What the task requires
Repeat the entries exactly but omit the pictures.

[Data extract Boundary: Start]

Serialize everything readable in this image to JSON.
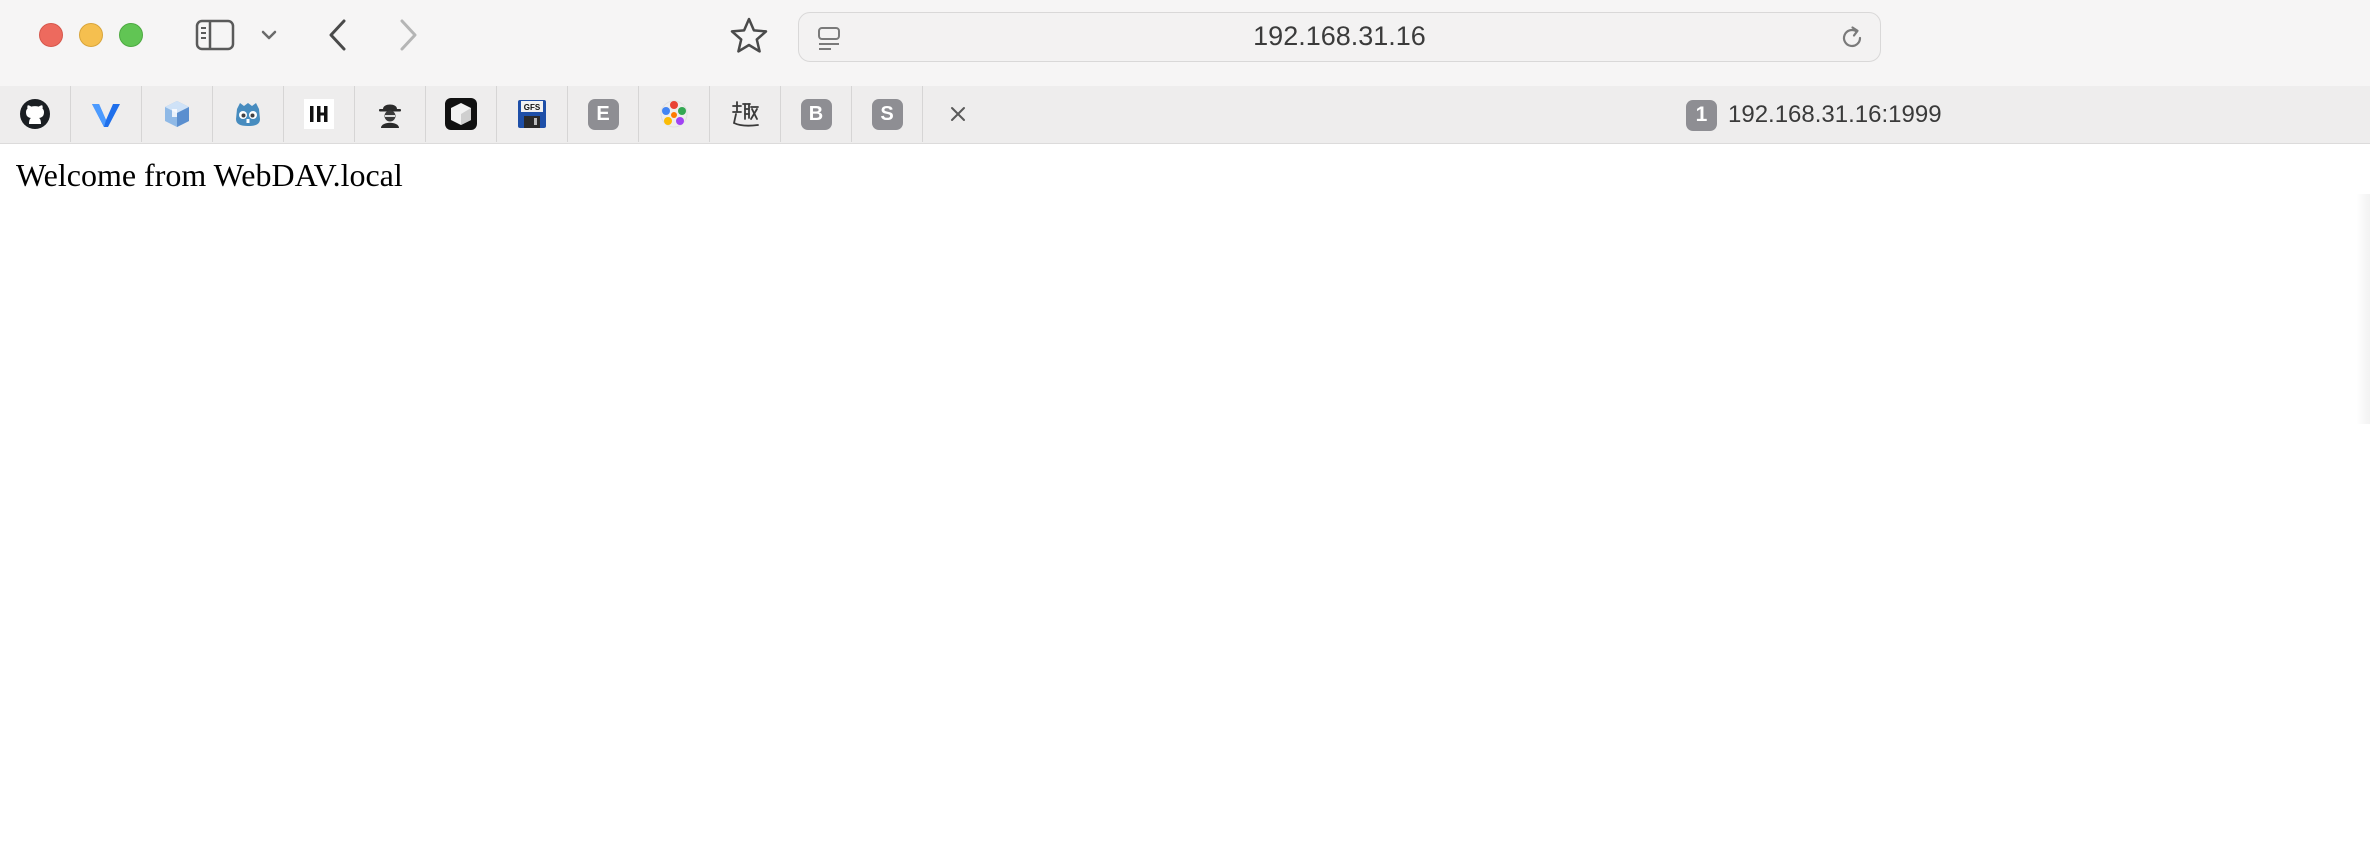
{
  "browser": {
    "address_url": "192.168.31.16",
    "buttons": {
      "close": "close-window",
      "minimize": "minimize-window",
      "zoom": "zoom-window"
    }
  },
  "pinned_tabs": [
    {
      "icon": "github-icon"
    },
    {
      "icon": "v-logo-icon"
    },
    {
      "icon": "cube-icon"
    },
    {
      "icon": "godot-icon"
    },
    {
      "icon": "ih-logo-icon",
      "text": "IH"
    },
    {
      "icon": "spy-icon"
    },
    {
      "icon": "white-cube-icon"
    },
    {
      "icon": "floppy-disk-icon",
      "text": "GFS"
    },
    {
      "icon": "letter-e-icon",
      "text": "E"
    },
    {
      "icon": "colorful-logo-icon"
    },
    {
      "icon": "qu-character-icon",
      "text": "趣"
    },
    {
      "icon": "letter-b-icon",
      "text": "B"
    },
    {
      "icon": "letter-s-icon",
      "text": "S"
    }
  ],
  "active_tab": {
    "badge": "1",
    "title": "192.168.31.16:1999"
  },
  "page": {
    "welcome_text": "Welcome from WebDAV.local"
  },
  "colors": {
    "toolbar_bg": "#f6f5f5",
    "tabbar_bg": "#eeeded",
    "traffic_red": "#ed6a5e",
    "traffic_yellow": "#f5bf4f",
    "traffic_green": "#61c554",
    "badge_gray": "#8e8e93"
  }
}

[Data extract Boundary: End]

Result of this exercise
Serialize everything readable in this image to JSON.
{
  "browser": {
    "address_url": "192.168.31.16",
    "buttons": {
      "close": "close-window",
      "minimize": "minimize-window",
      "zoom": "zoom-window"
    }
  },
  "pinned_tabs": [
    {
      "icon": "github-icon"
    },
    {
      "icon": "v-logo-icon"
    },
    {
      "icon": "cube-icon"
    },
    {
      "icon": "godot-icon"
    },
    {
      "icon": "ih-logo-icon",
      "text": "IH"
    },
    {
      "icon": "spy-icon"
    },
    {
      "icon": "white-cube-icon"
    },
    {
      "icon": "floppy-disk-icon",
      "text": "GFS"
    },
    {
      "icon": "letter-e-icon",
      "text": "E"
    },
    {
      "icon": "colorful-logo-icon"
    },
    {
      "icon": "qu-character-icon",
      "text": "趣"
    },
    {
      "icon": "letter-b-icon",
      "text": "B"
    },
    {
      "icon": "letter-s-icon",
      "text": "S"
    }
  ],
  "active_tab": {
    "badge": "1",
    "title": "192.168.31.16:1999"
  },
  "page": {
    "welcome_text": "Welcome from WebDAV.local"
  },
  "colors": {
    "toolbar_bg": "#f6f5f5",
    "tabbar_bg": "#eeeded",
    "traffic_red": "#ed6a5e",
    "traffic_yellow": "#f5bf4f",
    "traffic_green": "#61c554",
    "badge_gray": "#8e8e93"
  }
}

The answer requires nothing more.